This is not a thing that makes me go “hmmm” post. Today I’m giving tribute to my dad. He turned sixty-five today, and we spent a large part of it together…at the hospital, while he got X-rays, and a CT scan on both knees. He needed a consult with an orthopedic surgeon to determine whether or not all his years of playing hockey, and abusing his body would come to an end with a double knee replacement. It wasn’t the best way, or place to spend a birthday, but we managed to have a good time, and some laughs regardless. After the appointment, I treated him to Italian for a birthday lunch; it was lovely.
My dad and I have a very colorful, difficult, history. He came from a rough background, a big broken family. His dad had thirteen children in total. A couple of them, including my father, having the same name as their dad, my grandfather, whom I never met. My father didn’t have much time with his dad because he died when my dad was twelve. From there, my father became a little bit of a hippy hooligan, cute as hell, but bad. My dad’s, dad wasn’t very kind, sober, or loyal. Needless to say, even though my father didn’t live with him for that many years, the short time they did spend together unfortunately rubbed off on him; causing him to be the sort of young boy you wouldn’t want your daughter to bring home. But remember what I said about him being cute? Well he was such a good looking teenager, that I believe it’s what got him in the sort of trouble, like getting my mother pregnant at sixteen, then again at eighteen in the first place. My parents were YOUNG. Needless to say, kids having kids isn’t the ideal scenario for building a strong family platform, especially when he didn’t come from one of his own. They both did their best, for many years, back and forth, fighting to keep our family intact. In the end, it wasn’t meant to be, and when I turned thirteen, my dad moved out, and in with the woman he has now been married to, for thirty years. Thirty years today in fact. You see, sometimes we’re just with our wrong person. Obviously my parent’s paths were meant to cross, and thank God they did or who would I be?? But they weren’t meant to grow old together, like at all. My mother is also remarried, and her husband has way more in common with her, and similar interests, and honestly he just suits her much better. Life has worked out, both of my parents are much better off not together, then they ever were together, and now, they are great friends.

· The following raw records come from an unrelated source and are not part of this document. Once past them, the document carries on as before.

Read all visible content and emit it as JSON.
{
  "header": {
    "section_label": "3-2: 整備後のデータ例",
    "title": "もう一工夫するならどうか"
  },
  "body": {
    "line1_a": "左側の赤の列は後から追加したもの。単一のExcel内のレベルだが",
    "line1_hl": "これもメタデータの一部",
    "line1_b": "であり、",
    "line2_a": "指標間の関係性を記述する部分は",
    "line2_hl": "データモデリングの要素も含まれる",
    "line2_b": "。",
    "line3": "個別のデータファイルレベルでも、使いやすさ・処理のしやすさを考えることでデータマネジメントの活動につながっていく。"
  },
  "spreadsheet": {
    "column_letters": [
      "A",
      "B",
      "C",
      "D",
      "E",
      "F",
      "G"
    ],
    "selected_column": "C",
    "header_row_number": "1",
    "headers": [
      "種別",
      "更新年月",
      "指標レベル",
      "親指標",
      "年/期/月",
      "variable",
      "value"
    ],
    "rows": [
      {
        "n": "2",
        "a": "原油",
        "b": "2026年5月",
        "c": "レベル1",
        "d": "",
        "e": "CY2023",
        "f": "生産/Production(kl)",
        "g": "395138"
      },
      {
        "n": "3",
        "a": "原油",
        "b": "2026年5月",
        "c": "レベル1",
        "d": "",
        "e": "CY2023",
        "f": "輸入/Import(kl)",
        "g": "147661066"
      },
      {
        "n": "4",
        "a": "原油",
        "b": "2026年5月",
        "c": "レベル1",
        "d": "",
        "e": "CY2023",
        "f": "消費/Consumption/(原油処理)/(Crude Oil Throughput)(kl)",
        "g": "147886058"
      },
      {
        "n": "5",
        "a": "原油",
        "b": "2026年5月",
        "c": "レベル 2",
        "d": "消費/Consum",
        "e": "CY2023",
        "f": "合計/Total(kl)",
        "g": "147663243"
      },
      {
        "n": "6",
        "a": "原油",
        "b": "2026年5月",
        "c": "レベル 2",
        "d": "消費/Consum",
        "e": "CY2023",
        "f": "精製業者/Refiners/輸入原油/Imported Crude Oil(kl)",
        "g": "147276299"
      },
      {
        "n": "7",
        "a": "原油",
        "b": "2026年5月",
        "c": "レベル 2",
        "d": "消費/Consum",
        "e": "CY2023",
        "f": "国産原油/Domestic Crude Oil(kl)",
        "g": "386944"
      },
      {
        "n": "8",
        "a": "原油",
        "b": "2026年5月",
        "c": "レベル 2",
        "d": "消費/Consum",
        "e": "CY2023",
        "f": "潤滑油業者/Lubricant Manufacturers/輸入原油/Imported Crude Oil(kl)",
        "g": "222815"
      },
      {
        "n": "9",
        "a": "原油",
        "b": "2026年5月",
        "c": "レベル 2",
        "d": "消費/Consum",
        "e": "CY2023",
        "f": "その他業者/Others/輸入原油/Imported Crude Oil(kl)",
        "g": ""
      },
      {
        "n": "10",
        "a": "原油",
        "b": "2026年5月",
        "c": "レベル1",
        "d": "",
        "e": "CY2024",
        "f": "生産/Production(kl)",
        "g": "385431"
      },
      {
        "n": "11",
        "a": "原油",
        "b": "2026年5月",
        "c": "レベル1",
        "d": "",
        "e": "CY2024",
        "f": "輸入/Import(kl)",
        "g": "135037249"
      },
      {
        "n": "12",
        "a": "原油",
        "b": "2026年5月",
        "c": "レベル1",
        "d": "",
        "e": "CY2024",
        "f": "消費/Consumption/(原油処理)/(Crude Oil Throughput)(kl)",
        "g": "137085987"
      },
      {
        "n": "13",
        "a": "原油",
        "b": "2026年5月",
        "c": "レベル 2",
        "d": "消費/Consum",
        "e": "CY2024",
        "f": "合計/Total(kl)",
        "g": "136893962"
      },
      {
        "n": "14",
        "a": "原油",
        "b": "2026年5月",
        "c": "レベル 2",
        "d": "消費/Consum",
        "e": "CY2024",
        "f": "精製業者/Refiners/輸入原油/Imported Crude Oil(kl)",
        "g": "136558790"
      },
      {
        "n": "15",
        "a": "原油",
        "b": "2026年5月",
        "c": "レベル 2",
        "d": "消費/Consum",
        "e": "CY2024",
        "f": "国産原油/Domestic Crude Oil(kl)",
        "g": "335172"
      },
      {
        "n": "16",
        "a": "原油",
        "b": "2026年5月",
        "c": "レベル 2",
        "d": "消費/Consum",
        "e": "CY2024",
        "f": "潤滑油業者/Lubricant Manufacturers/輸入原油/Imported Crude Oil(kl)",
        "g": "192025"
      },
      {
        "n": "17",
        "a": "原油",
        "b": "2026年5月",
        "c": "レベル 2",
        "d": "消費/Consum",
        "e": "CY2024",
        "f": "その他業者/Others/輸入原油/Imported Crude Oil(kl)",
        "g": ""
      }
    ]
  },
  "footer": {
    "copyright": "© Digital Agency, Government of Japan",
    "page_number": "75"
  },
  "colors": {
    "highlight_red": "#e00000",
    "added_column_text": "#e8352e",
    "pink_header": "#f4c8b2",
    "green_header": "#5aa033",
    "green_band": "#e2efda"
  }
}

My dad and I also had to fight hard for our relationship. We didn’t naturally get along. My dad was a jock, and a musician. I was a ballerina, and enjoyed playing with dolls, and Barbie’s. We didn’t have anything in common, so it wasn’t uncommon that we were not that close. Then when the time came where maybe we could find some common ground, some matters in life to relate to, he moved out. With that came a whole second family. My dad was having his second family, when I was beginning my first. It’s not how I would have written my childhood if I had been given the opportunity. I don’t believe any kid wants to see their parents break up, no matter how bad the relationship, or how awful life is with them together.

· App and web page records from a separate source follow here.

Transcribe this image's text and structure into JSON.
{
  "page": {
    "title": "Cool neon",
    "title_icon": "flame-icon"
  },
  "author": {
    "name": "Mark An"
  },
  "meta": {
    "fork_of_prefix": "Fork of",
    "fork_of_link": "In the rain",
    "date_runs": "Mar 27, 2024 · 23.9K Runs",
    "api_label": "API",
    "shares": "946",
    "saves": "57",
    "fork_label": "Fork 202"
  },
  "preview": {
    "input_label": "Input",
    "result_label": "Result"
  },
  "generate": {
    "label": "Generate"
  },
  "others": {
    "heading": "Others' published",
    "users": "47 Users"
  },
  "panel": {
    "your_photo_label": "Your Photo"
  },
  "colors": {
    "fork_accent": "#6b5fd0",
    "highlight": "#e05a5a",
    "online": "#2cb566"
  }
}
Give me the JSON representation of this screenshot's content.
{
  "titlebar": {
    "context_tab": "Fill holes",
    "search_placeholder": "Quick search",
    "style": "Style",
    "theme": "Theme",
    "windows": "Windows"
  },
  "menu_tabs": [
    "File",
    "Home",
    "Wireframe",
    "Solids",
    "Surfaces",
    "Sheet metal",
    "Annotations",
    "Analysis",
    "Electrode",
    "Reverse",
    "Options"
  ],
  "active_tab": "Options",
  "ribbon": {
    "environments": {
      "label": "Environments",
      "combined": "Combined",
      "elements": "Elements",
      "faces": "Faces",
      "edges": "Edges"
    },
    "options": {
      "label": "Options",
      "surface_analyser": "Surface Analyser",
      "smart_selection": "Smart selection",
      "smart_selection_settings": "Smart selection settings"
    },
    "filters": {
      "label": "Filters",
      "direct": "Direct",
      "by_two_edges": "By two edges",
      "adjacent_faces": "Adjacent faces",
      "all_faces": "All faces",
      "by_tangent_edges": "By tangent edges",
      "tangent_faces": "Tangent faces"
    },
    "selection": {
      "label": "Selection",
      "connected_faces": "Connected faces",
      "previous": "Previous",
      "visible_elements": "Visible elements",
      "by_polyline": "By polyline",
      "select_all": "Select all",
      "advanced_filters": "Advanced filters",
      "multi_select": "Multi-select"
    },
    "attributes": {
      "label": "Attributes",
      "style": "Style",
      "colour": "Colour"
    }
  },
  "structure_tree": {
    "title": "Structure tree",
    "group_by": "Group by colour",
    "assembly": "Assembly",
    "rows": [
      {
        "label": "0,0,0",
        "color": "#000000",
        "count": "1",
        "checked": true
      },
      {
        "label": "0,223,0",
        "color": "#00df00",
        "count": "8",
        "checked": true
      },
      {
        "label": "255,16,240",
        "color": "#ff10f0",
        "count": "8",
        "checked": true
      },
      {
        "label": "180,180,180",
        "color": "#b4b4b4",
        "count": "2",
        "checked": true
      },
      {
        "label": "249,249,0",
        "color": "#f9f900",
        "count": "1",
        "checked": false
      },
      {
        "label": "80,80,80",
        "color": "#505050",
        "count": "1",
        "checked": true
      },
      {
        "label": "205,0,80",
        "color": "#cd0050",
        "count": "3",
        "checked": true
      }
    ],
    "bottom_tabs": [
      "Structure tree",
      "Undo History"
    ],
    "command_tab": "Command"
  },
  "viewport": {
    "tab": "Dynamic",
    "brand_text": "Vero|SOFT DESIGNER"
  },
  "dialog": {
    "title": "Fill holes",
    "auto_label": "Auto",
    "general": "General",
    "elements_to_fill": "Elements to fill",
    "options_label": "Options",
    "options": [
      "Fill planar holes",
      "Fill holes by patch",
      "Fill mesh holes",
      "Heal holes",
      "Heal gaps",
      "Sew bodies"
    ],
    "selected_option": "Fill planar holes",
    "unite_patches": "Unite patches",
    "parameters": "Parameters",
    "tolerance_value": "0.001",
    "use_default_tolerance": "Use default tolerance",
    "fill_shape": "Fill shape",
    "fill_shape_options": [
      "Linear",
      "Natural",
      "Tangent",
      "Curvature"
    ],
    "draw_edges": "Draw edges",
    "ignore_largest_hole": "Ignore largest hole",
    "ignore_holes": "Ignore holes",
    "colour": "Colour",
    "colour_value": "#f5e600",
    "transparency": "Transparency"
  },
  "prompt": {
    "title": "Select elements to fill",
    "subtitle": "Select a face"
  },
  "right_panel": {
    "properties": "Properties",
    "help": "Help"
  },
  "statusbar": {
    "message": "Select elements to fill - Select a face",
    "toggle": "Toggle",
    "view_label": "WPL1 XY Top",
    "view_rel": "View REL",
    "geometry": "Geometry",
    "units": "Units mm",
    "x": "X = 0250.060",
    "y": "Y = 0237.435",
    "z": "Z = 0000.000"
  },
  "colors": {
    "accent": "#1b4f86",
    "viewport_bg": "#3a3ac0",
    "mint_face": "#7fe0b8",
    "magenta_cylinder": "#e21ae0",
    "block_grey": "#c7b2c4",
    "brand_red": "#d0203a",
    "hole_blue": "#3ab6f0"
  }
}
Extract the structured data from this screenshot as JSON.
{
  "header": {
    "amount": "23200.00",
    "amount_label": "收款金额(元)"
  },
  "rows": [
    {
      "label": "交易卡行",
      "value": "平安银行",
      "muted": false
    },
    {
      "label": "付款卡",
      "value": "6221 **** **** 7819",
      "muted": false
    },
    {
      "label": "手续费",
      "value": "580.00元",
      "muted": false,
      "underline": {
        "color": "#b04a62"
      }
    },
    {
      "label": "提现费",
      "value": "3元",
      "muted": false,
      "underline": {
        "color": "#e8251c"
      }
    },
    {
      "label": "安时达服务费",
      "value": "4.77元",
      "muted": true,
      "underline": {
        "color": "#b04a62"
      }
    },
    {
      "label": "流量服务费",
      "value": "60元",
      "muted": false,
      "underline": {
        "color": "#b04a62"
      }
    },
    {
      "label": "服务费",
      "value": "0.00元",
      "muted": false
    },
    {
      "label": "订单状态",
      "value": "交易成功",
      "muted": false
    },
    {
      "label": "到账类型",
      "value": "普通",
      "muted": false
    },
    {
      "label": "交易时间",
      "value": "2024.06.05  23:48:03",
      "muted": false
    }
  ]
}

I spent so much time being angry at him for not being the person I needed him to be. We missed out on a lot of years together. But now, all this time later, all the miles of upset, disappointment, and anger so far behind us, I have to say that my father has been the greatest, in the flesh, role model of change that I’ve ever seen. When I was younger I could not have imagined having a relationship with my father, never mind a close one. One healthy enough that I could have him come visit me in California, and live under my roof with me. I didn’t think I knew him well enough for that. But you know what? It turns out I do know my dad well enough to “live with him” again. It was a huge success, and joy to have him come and stay at my place with me. To hang out all day, every day, for a week straight. To laugh. To share. To have the opportunity to get to know one another as adults. To build a new relationship, one of openness, forgiveness, and love. I’m just thankful that the universe gave us both the desire, and the time on this earth to get to a place where we could start anew.

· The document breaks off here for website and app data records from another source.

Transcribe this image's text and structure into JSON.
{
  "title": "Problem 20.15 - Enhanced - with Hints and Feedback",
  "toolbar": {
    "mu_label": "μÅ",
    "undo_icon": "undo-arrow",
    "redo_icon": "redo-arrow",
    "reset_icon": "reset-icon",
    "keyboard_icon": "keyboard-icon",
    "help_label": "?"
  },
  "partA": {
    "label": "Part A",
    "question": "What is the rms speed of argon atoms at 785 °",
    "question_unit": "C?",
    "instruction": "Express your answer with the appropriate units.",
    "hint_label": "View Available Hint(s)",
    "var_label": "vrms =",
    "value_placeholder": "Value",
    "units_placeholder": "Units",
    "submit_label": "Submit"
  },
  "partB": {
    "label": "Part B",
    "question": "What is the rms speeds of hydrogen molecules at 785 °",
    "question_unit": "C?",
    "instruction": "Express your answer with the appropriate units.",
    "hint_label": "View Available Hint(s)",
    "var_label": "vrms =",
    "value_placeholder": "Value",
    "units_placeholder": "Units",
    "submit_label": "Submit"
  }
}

It has restored my faith in the knowing, that if somebody really wants to change, and really wants to have a relationship with you, it is never too late for that to happen. Because, let’s be honest with one another; we’re all assholes. The trick in all relationships is to always be ready to say you’re sorry, and to love somebody enough to forgive their asshole behavior, and for them to forgive yours.
Happy Birthday Dad, I love you, may we have many more years together, and way more California adventures together.
xoxo your Daughter